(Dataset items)
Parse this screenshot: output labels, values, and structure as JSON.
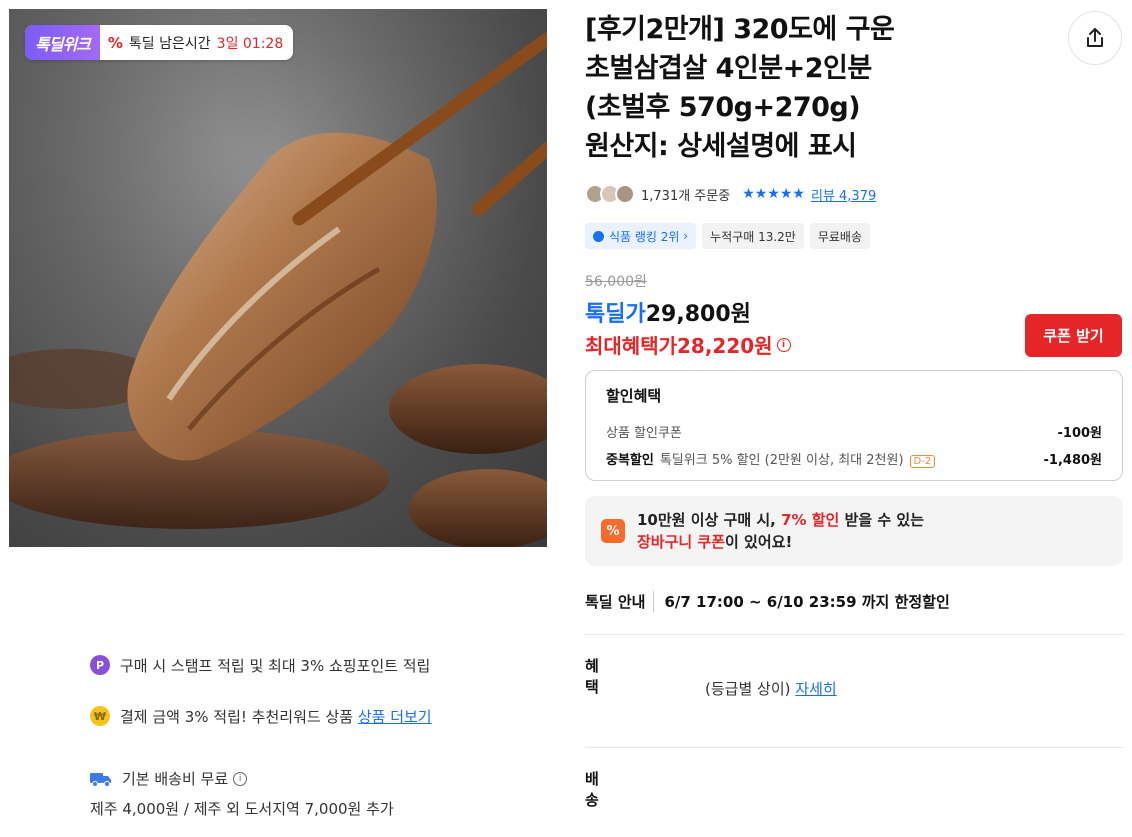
{
  "deal_tag": {
    "brand": "톡딜위크",
    "label": "톡딜 남은시간",
    "remaining": "3일 01:28"
  },
  "product": {
    "title_lines": [
      "[후기2만개] 320도에 구운",
      "초벌삼겹살 4인분+2인분",
      "(초벌후 570g+270g)",
      "원산지: 상세설명에 표시"
    ],
    "orders": "1,731개 주문중",
    "stars": "★★★★★",
    "review_label": "리뷰 4,379"
  },
  "badges": {
    "rank": "식품 랭킹 2위",
    "cumulative": "누적구매 13.2만",
    "shipping": "무료배송"
  },
  "price": {
    "original": "56,000원",
    "deal_label": "톡딜가",
    "deal_value": "29,800원",
    "max_label": "최대혜택가",
    "max_value": "28,220원",
    "coupon_button": "쿠폰 받기"
  },
  "discount": {
    "header": "할인혜택",
    "rows": [
      {
        "label": "상품 할인쿠폰",
        "amount": "-100원"
      },
      {
        "bold": "중복할인",
        "label": "톡딜위크 5% 할인 (2만원 이상, 최대 2천원)",
        "tag": "D-2",
        "amount": "-1,480원"
      }
    ]
  },
  "cart_coupon": {
    "icon": "%",
    "line1_a": "10만원 이상 구매 시, ",
    "line1_red": "7% 할인",
    "line1_b": " 받을 수 있는",
    "line2_red": "장바구니 쿠폰",
    "line2_b": "이 있어요!"
  },
  "guide": {
    "key": "톡딜 안내",
    "value": "6/7 17:00 ~ 6/10 23:59 까지 한정할인"
  },
  "benefit": {
    "key": "혜택",
    "line1": "구매 시 스탬프 적립 및 최대 3% 쇼핑포인트 적립",
    "line2": "(등급별 상이)",
    "line2_link": "자세히",
    "line3": "결제 금액 3% 적립! 추천리워드 상품",
    "line3_link": "상품 더보기"
  },
  "shipping": {
    "key": "배송",
    "line1": "기본 배송비 무료",
    "line2": "제주 4,000원 / 제주 외 도서지역 7,000원 추가"
  }
}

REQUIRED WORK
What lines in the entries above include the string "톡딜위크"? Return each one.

RESPONSE AREA
    "brand": "톡딜위크",
        "label": "톡딜위크 5% 할인 (2만원 이상, 최대 2천원)",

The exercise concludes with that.